Clinical trial registry errors could delay new treatments
One of the world’s largest platforms for registering clinical trials, ClinicalTrials.gov, run by the US government, relies heavily on the good faith of researchers to ensure the veracity of information such as the completion date and the number of patients involved in the study, revealed a study by The Scientist.
The information, which is not verified by government agencies or platform staff, can make a difference to study participants and other researchers who need to use the findings. Difficulty with the platform’s terminology is one of the factors inhibiting users from properly filling out records, which ultimately delays access to results from new treatment studies.
When examining a set of clinical trials for COVID-19, the journal’s senior editor, Catherine Offord, noted that trial completion dates could be off by months or even years.

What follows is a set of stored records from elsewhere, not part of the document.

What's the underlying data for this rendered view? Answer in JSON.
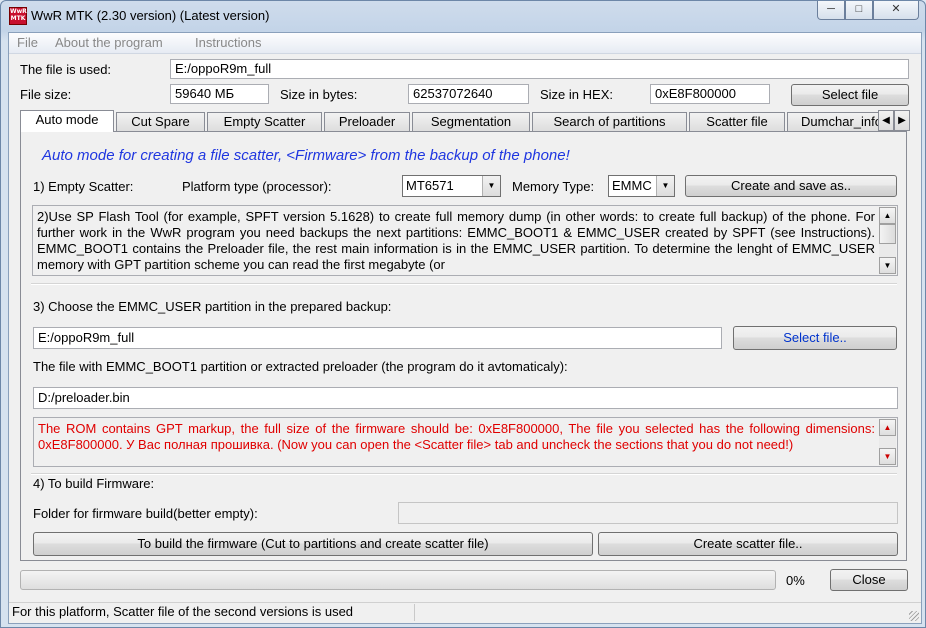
{
  "window": {
    "title": "WwR MTK (2.30 version) (Latest version)",
    "icon_text": "WwR MTK",
    "controls": {
      "minimize": "─",
      "maximize": "□",
      "close": "✕"
    }
  },
  "menu": [
    "File",
    "About the program",
    "Instructions"
  ],
  "file_info": {
    "used_label": "The file is used:",
    "used_value": "E:/oppoR9m_full",
    "size_label": "File size:",
    "size_value": "59640 МБ",
    "bytes_label": "Size in bytes:",
    "bytes_value": "62537072640",
    "hex_label": "Size in HEX:",
    "hex_value": "0xE8F800000",
    "select_button": "Select file"
  },
  "tabs": [
    "Auto mode",
    "Cut Spare",
    "Empty Scatter",
    "Preloader",
    "Segmentation",
    "Search of partitions",
    "Scatter file",
    "Dumchar_info"
  ],
  "tab_scroll": {
    "left": "◀",
    "right": "▶"
  },
  "auto": {
    "heading": "Auto mode for creating a file scatter, <Firmware> from the backup of the phone!",
    "step1_label": "1) Empty Scatter:",
    "platform_label": "Platform type (processor):",
    "platform_value": "MT6571",
    "memory_label": "Memory Type:",
    "memory_value": "EMMC",
    "create_button": "Create and save as..",
    "step2_text": "2)Use SP Flash Tool (for example, SPFT version 5.1628) to create full memory dump (in other words: to create full backup) of the phone. For further work in the WwR program you need backups the next partitions: EMMC_BOOT1 & EMMC_USER created by SPFT (see Instructions). EMMC_BOOT1 contains the Preloader file, the rest main information is in the EMMC_USER partition. To determine the lenght of EMMC_USER memory with GPT partition scheme you can read the first megabyte (or",
    "step3_label": "3) Choose the EMMC_USER partition in the prepared backup:",
    "step3_path": "E:/oppoR9m_full",
    "step3_button": "Select file..",
    "boot_label": "The file with EMMC_BOOT1 partition or extracted preloader (the program do it avtomaticaly):",
    "boot_path": "D:/preloader.bin",
    "rom_message": "The ROM contains GPT markup, the full size of the firmware should be: 0xE8F800000, The file you selected has the following dimensions:  0xE8F800000. У Вас полная прошивка.  (Now you can open the <Scatter file> tab and uncheck the sections that you do not need!)",
    "step4_label": "4) To build Firmware:",
    "folder_label": "Folder for firmware build(better empty):",
    "folder_value": "",
    "build_button": "To build the firmware (Cut to partitions and create scatter file)",
    "scatter_button": "Create scatter file.."
  },
  "progress": {
    "value": 0,
    "text": "0%"
  },
  "close_button": "Close",
  "status": "For this platform, Scatter file of the second versions is used",
  "colors": {
    "heading": "#1f36e0",
    "error_text": "#e00000"
  }
}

This discovery implies that many studies could be in violation of relevant reporting standards.
Regulatory agencies and research-funding agencies use the dates entered by researchers or study sponsors to determine legal deadlines by which the results must be reported. These rules, in theory, should guarantee timely public access to findings about the potential benefits and dangers of new treatments.
In certain cases, failure to comply with the deadline could result in a fine of more than US$10,000 per day and the cancelation of public funding. The purpose is to dissuade researchers from omitting negative results or other information that could be used by doctors or researchers who want to use the same treatment on other patients.
Anna Fine, the director of ClinicalTrials.gov, responded to the journal, stating that at the start of the pandemic, scientists were encouraged to register studies about SARS-CoV-2 and COVID-19 on the platform as quickly as possible, which may have made it difficult to meet deadlines. The platform’s representative also said that she would consider ways to provide and disseminate clarifications on defining the trial completion date.